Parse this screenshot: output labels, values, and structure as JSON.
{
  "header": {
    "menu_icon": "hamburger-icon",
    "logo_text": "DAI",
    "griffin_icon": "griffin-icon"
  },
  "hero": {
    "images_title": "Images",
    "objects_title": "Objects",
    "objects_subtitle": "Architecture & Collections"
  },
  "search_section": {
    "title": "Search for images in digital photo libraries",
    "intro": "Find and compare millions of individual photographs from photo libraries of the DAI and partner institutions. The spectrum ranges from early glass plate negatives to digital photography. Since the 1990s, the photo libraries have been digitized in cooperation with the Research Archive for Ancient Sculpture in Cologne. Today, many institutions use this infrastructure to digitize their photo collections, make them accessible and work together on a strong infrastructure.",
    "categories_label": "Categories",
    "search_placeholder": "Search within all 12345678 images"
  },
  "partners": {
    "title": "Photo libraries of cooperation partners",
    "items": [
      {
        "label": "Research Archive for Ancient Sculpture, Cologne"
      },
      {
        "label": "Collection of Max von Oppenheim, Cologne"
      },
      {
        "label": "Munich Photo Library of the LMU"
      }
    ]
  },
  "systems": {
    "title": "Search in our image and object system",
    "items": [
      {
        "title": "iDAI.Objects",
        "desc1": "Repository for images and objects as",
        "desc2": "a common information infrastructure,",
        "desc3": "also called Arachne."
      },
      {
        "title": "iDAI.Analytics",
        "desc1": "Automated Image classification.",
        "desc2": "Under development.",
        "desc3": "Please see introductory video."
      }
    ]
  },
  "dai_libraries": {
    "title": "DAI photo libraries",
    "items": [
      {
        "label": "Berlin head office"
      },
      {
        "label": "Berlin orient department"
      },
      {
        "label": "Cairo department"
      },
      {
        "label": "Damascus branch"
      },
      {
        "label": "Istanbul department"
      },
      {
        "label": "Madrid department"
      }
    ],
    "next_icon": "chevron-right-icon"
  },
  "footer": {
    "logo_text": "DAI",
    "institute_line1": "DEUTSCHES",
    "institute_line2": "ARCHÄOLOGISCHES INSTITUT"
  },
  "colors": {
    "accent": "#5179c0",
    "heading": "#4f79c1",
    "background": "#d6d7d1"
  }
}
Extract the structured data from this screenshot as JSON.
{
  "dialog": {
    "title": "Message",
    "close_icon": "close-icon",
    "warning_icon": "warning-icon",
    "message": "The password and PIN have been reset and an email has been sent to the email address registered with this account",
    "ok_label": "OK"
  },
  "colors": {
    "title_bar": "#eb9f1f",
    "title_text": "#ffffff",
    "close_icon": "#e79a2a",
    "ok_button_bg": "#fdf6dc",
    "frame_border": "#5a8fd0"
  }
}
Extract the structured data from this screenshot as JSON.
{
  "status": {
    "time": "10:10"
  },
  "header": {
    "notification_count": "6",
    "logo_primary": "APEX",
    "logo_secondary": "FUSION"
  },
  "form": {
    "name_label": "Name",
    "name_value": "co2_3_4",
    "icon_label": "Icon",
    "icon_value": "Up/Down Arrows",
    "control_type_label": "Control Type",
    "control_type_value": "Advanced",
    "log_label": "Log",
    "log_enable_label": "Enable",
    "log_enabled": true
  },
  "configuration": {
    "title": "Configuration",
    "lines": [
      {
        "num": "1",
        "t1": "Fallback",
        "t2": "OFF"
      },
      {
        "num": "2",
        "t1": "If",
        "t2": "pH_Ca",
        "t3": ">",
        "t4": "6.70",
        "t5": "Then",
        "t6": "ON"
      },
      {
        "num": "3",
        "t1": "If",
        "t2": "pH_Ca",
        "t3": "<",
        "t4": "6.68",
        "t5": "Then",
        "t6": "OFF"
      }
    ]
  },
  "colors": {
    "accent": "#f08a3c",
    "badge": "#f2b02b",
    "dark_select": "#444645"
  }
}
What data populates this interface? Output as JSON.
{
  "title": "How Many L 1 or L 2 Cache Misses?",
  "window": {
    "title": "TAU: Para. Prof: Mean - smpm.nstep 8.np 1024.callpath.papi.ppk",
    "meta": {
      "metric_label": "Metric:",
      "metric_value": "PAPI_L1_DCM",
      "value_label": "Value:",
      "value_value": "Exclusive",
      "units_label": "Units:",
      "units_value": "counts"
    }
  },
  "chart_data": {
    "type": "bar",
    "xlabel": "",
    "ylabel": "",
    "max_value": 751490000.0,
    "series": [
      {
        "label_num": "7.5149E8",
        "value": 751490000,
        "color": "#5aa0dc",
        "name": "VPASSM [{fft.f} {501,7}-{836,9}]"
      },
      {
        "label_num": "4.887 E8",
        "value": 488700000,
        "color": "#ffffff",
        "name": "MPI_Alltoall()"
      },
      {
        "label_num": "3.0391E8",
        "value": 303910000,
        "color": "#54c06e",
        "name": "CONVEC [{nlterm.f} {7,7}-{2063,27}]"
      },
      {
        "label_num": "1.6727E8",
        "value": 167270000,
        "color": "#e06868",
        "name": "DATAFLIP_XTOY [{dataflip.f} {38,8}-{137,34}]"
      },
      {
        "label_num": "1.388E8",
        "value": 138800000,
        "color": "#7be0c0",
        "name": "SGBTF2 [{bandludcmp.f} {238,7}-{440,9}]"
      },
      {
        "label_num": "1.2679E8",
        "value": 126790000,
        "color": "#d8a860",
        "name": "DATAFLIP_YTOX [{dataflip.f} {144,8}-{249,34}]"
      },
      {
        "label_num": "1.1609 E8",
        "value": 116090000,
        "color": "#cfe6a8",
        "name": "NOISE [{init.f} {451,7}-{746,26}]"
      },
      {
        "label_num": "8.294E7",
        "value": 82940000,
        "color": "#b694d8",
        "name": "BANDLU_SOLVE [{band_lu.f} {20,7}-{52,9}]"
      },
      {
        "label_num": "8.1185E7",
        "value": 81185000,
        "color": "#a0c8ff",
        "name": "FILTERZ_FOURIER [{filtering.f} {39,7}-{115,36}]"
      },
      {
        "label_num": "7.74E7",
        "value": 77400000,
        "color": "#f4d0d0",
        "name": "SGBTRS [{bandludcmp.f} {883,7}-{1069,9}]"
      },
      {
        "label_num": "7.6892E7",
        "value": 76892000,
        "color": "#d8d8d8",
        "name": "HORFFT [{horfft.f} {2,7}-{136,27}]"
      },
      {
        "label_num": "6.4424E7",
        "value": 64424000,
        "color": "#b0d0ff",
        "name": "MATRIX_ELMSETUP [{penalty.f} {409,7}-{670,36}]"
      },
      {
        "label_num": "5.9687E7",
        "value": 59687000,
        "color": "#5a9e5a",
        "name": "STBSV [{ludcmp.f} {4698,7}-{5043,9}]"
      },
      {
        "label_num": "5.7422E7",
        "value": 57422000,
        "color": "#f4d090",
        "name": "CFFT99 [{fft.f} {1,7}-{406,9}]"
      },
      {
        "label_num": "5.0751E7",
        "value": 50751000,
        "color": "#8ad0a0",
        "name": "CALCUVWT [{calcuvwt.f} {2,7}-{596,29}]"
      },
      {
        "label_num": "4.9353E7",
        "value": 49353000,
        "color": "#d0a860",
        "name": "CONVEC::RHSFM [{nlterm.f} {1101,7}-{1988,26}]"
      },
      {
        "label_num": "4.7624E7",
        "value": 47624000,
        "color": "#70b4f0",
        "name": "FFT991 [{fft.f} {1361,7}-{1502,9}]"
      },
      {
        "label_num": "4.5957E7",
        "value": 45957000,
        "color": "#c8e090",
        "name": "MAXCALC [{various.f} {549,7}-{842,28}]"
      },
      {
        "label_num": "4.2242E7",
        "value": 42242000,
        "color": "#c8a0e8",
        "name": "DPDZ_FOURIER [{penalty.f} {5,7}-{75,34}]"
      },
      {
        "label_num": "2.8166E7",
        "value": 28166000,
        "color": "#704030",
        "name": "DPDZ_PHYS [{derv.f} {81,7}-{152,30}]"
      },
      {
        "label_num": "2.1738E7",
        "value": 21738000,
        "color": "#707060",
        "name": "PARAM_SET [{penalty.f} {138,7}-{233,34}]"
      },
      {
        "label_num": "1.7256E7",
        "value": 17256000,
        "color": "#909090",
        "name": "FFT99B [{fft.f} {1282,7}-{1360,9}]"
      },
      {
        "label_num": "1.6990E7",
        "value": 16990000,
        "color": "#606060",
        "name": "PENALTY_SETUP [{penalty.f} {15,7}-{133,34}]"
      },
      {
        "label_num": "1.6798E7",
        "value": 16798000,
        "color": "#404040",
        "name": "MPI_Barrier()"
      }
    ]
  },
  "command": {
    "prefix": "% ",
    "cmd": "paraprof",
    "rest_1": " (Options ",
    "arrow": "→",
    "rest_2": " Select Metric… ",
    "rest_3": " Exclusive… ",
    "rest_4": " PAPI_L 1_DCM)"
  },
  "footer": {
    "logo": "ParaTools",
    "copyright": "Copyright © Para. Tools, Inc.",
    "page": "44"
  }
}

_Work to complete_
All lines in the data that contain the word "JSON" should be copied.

_Answer section_
Parse this screenshot: output labels, values, and structure as JSON.
Extract the structured data from this screenshot as JSON.
Extract the structured data from this screenshot as JSON.
What data populates this interface? Output as JSON.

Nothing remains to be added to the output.